[Page and application data records]
○ ○ ○ ○
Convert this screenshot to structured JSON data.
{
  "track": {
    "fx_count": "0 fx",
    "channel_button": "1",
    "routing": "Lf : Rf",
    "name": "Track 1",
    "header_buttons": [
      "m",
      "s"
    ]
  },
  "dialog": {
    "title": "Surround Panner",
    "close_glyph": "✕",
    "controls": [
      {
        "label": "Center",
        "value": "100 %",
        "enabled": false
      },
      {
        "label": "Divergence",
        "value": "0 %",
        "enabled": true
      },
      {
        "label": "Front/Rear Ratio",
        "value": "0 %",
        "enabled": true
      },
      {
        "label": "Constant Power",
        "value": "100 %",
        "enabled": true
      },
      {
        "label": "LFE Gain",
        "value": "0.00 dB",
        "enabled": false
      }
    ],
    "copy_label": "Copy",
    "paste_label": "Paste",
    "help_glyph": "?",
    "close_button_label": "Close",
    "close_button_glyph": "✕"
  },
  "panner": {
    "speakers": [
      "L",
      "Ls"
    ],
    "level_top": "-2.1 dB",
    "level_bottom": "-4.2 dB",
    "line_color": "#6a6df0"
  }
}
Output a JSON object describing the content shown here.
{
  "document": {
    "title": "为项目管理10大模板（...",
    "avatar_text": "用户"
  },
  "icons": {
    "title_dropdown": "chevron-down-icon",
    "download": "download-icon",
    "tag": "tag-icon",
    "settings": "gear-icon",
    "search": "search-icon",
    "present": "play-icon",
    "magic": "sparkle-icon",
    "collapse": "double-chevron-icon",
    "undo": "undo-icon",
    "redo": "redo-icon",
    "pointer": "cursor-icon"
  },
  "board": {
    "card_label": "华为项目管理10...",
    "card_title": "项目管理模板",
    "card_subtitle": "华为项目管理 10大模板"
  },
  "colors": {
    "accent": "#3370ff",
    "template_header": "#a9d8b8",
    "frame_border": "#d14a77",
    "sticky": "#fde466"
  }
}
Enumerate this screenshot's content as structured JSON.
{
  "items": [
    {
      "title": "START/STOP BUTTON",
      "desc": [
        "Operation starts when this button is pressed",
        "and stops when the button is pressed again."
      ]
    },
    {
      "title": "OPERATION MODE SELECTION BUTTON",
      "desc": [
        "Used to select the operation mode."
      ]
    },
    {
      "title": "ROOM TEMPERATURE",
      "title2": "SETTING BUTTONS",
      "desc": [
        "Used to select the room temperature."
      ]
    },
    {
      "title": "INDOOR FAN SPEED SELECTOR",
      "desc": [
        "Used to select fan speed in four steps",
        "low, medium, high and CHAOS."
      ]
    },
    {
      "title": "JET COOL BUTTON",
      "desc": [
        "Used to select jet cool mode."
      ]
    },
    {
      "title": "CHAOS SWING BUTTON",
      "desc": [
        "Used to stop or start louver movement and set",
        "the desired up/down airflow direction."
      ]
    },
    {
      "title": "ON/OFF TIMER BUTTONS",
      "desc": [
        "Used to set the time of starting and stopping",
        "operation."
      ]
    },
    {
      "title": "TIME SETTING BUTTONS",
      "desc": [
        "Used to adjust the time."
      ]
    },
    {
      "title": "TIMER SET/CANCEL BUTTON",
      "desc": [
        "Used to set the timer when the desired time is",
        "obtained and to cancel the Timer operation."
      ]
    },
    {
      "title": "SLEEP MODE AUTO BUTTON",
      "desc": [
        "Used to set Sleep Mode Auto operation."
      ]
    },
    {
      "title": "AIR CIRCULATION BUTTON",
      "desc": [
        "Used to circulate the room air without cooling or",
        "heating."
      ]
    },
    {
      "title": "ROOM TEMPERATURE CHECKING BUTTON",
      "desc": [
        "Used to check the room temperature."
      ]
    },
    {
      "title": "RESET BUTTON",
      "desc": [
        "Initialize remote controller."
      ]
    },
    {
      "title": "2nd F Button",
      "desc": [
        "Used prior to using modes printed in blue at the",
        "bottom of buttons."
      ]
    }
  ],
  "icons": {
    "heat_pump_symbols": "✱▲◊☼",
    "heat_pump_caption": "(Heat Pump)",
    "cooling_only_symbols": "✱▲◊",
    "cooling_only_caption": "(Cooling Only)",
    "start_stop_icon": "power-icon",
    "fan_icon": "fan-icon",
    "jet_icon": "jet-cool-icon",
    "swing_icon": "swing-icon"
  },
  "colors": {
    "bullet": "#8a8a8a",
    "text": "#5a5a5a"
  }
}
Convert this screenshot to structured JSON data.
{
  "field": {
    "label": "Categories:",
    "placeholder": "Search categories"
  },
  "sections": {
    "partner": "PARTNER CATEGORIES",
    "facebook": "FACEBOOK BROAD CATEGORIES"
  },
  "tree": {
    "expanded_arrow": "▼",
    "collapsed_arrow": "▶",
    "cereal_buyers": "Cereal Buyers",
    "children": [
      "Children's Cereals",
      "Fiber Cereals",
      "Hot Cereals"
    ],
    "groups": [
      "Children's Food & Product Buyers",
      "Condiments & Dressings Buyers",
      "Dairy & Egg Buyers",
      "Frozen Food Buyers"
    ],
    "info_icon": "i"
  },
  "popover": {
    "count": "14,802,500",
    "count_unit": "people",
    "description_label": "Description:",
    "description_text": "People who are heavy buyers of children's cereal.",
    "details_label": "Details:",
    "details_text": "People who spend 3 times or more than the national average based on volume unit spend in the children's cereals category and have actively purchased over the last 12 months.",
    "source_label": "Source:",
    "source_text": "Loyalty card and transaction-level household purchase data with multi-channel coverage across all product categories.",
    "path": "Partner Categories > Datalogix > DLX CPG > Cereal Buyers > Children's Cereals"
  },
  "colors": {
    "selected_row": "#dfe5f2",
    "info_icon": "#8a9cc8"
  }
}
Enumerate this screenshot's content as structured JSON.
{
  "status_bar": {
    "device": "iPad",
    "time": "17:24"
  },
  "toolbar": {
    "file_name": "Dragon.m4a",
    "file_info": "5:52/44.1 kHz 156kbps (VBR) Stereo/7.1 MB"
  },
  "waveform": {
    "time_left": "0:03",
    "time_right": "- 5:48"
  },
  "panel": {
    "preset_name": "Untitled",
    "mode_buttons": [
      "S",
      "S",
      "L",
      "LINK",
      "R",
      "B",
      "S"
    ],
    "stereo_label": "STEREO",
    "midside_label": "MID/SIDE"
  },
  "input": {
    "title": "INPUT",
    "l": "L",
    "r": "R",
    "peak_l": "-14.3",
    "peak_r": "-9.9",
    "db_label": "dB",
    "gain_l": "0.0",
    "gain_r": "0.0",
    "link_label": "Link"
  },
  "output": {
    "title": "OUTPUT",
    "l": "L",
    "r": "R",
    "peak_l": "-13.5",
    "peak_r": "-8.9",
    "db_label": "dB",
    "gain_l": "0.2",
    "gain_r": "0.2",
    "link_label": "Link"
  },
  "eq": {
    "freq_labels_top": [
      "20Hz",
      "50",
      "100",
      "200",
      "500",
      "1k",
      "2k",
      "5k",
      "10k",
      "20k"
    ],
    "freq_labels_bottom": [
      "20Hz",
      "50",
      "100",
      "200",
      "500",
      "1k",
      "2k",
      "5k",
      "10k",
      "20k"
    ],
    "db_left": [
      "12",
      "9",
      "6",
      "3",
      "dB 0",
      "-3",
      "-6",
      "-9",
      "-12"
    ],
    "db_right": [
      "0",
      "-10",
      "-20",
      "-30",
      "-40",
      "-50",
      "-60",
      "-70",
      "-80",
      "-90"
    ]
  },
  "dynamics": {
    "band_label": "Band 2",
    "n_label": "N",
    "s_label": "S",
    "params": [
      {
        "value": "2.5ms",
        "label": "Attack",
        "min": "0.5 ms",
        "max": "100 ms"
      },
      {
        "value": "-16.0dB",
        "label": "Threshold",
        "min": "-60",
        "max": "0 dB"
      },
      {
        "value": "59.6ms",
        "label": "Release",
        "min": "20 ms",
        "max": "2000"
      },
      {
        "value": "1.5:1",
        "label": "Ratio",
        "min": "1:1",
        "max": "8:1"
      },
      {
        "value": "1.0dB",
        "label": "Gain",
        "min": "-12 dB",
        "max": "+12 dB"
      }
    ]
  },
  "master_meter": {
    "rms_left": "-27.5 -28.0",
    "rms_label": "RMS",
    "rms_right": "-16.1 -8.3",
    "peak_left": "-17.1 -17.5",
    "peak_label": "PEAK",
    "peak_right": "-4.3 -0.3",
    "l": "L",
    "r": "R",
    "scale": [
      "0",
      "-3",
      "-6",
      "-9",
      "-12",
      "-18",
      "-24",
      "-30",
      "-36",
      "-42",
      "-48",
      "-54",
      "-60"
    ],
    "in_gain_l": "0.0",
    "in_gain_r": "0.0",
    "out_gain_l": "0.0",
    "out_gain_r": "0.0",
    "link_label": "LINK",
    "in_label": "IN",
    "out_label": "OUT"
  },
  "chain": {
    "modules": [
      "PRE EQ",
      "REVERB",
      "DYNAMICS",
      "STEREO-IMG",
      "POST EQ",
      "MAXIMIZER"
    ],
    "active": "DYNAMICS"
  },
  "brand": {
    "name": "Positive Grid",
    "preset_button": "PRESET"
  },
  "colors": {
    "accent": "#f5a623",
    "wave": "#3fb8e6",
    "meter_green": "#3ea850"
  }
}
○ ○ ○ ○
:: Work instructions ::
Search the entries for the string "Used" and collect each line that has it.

:: Completed exercise ::
        "Used to select the operation mode."
        "Used to select the room temperature."
        "Used to select fan speed in four steps",
        "Used to select jet cool mode."
        "Used to stop or start louver movement and set",
        "Used to set the time of starting and stopping",
        "Used to adjust the time."
        "Used to set the timer when the desired time is",
        "Used to set Sleep Mode Auto operation."
        "Used to circulate the room air without cooling or",
        "Used to check the room temperature."
        "Used prior to using modes printed in blue at the",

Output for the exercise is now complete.